I used to run this site on a very cheap web host. It seemed perfect, until a month or so after setting it up my site would periodically crash from a lack of memory. I figured I was getting was I was paying for ($1/month hosting isn’t really designed for long-term use), and decided to move back to AWS, and then finally settled on DigitalOcean as the cheapest option I could find ($5/month).
Nevertheless, I became distrusting of VPS’s (once bitten, twice shy), and this distrust was a big motivator into building a monitoring solution at home with Nagios.
Trying to find a guide on monitoring a website with Nagios wasn’t straightforward though, so I’m just going to post here what I got working.
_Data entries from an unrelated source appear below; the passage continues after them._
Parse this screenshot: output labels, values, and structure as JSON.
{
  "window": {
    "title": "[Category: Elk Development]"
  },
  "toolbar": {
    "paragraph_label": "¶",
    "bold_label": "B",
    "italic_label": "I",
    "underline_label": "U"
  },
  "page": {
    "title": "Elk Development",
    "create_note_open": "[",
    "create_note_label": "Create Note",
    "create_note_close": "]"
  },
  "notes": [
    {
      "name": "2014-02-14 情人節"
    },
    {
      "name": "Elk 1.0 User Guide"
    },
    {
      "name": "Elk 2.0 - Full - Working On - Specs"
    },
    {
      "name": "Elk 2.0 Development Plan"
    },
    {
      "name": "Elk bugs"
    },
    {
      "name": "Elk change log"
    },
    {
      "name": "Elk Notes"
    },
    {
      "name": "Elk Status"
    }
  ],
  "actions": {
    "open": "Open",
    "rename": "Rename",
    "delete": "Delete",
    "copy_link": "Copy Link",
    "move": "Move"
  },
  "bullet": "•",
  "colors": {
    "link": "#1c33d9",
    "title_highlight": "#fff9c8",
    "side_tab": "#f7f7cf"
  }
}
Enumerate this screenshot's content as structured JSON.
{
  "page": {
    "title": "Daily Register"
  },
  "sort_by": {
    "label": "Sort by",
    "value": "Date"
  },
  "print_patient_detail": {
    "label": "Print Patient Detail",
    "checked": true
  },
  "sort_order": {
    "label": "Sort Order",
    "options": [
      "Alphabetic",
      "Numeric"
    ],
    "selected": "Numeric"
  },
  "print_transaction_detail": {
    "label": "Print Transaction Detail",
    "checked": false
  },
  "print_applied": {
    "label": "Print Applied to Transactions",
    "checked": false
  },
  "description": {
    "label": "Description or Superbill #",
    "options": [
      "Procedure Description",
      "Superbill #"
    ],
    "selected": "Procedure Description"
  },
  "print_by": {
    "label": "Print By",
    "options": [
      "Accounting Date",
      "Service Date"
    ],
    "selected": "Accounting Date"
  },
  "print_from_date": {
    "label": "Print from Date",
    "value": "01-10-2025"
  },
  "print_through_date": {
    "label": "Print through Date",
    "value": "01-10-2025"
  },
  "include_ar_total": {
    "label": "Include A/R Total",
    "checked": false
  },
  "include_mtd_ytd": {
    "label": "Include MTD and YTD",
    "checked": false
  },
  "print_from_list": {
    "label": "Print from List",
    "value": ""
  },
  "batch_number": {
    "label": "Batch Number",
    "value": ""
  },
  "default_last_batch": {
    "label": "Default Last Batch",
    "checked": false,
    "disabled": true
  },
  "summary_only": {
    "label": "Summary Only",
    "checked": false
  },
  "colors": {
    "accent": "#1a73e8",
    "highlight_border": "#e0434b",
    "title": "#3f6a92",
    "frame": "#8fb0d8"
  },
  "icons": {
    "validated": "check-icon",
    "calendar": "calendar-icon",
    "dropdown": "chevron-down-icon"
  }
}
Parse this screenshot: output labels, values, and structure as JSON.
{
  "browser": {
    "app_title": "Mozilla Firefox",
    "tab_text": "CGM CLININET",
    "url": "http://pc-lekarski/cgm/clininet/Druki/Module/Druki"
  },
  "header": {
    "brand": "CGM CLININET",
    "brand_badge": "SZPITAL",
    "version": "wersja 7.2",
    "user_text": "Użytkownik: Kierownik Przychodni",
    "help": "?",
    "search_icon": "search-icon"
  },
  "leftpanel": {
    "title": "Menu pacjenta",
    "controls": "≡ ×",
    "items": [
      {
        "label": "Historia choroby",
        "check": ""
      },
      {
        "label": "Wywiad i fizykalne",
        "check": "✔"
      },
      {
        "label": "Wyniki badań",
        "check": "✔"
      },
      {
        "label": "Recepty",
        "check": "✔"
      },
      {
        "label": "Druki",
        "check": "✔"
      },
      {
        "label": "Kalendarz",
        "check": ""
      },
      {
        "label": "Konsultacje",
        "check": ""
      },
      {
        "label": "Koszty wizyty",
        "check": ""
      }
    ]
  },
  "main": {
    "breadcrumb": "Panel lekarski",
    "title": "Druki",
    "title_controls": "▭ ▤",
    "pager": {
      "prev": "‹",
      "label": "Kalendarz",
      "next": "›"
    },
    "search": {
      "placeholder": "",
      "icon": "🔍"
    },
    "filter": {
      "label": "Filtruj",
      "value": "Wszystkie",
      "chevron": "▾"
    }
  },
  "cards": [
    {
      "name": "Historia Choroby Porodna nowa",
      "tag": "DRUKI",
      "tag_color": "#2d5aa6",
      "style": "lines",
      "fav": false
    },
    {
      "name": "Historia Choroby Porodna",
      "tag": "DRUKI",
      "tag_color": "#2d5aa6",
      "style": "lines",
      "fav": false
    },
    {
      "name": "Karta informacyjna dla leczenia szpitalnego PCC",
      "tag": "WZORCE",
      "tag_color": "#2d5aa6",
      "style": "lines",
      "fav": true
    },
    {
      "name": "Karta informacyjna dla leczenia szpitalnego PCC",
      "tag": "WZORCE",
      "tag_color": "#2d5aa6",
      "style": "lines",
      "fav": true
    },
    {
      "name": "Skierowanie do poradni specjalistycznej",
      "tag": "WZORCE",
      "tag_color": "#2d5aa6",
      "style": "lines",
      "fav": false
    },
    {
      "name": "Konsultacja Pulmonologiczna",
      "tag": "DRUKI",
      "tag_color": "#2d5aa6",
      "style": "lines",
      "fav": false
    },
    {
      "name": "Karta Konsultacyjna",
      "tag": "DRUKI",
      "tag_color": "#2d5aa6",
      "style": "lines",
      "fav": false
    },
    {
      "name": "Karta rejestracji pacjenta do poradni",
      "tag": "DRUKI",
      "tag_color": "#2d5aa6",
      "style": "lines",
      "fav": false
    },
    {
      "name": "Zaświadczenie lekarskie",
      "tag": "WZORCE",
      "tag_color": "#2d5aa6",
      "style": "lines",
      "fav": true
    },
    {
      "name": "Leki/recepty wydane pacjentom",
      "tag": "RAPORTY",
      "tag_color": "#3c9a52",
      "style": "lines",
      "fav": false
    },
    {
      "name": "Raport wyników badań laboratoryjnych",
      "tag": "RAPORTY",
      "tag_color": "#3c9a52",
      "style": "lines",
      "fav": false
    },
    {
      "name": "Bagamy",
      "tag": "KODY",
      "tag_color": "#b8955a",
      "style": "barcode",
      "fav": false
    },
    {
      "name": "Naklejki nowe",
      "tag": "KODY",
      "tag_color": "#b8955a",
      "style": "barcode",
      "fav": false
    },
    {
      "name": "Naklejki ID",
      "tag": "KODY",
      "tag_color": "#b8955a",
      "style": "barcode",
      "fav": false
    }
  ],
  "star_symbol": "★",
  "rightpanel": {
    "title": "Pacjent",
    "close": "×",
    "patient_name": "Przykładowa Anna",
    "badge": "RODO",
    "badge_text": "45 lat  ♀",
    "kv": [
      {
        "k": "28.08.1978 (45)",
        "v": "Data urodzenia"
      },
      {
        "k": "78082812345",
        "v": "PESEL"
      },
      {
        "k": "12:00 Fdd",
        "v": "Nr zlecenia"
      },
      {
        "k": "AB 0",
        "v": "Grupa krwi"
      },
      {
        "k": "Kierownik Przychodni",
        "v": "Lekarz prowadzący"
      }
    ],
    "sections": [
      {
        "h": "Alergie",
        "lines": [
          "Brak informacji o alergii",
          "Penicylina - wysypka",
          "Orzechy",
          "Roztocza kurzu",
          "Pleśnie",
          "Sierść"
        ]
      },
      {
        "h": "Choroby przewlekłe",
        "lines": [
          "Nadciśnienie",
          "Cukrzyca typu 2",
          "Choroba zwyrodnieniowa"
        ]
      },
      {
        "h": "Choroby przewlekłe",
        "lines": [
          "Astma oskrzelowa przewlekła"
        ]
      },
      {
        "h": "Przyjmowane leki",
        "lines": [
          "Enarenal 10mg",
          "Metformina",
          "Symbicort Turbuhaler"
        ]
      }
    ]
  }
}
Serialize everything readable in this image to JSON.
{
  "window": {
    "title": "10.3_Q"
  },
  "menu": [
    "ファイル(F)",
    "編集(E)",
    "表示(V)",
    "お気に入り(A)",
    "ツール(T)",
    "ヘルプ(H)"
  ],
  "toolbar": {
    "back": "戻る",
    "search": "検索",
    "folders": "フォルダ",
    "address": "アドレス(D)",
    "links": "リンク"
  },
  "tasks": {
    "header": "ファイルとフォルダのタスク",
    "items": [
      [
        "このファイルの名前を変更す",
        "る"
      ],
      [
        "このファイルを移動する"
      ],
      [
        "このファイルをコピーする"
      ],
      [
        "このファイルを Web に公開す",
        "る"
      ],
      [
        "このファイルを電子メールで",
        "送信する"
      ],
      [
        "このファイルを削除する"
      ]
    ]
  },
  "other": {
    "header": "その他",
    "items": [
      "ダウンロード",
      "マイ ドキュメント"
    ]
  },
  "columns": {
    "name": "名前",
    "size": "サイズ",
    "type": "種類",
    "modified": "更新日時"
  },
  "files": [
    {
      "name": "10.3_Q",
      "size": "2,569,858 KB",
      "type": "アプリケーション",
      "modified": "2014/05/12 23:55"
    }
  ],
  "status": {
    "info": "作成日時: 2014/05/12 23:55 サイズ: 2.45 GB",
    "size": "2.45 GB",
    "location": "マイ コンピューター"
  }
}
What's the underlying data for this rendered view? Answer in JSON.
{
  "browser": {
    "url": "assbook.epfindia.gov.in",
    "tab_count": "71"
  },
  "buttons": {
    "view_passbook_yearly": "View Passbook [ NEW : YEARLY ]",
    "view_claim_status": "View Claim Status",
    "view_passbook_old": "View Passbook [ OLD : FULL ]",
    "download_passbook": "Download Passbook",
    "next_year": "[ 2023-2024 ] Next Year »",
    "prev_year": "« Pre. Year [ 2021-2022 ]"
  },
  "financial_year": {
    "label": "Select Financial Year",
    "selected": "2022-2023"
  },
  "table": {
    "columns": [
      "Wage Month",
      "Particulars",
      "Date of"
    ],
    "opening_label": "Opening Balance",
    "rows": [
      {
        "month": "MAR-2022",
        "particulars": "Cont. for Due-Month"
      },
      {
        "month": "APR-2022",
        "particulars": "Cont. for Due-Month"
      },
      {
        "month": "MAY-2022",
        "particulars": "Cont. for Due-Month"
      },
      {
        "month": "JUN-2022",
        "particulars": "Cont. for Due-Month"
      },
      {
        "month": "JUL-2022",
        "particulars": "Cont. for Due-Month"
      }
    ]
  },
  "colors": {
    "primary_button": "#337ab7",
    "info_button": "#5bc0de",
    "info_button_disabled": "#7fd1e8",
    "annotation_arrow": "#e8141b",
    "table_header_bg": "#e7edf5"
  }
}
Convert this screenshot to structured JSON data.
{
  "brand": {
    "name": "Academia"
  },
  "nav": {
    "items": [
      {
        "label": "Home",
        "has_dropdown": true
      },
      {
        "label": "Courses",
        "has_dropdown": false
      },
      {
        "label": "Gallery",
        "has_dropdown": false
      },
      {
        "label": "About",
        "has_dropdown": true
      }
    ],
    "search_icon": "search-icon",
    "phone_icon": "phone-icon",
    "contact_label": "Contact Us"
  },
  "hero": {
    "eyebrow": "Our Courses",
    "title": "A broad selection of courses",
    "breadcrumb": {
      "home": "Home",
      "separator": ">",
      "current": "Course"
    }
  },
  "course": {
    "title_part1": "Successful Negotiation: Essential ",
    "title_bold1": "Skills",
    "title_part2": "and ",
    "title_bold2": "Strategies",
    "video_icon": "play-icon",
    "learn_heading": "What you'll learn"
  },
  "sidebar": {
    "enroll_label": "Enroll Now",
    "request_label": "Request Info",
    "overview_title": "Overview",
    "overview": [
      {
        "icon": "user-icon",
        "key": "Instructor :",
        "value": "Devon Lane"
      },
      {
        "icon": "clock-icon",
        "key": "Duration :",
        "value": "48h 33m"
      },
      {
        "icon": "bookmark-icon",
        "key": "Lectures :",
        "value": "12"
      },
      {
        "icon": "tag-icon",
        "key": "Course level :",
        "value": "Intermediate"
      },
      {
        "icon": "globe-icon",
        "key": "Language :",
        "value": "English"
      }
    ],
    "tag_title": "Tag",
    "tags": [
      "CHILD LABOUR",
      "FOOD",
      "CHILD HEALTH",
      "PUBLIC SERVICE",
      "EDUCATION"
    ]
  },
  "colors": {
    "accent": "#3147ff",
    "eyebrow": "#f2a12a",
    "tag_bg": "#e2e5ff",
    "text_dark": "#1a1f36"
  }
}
I also monitor Google and my employer’s website, just so I can discern between an individual host failure or problem with my ISP.
So first off, I created a new file called
/usr/local/nagios/etc/objects/websites.cfg. Then, with a text editor, I defined the following hosts:
You can see I’ve put the IP addresses in for the sites, so there’s no dependency on DNS (I’ve got separate checks for my DNS server). The easiest way to get the IP address is either by pinging the site (
ping google.com.au) or by performing a name server lookup (
I’ve also set them to use the
linux-server template. This could be incorrect, but it works for me as the
check_http commands are defined for that template.
Then, further down in the same
websites.cfg file, we have the service definitions:
The first just checks that the site responds in a timely manner. The second checks that the SSL certificate is valid, and also will give me a warning at 30 days (and critical at 14 days) that it will expire. I’ve excluded Google from the SSL check, as I don’t care about their certificates.
Now it’s just a case of editing
/usr/local/nagios/etc/nagios.cfg and adding in the new configuration file we created:
# Definitions for monitoring Websites
It’s totally up to you where you put the host and service definitions. You can integrate them with one of the other files too if you like.
Oh and don’t forget to restart nagios when you’re done, to see the changes reflected:
service nagios restart
Here’s what mine looks like once the checks have been performed: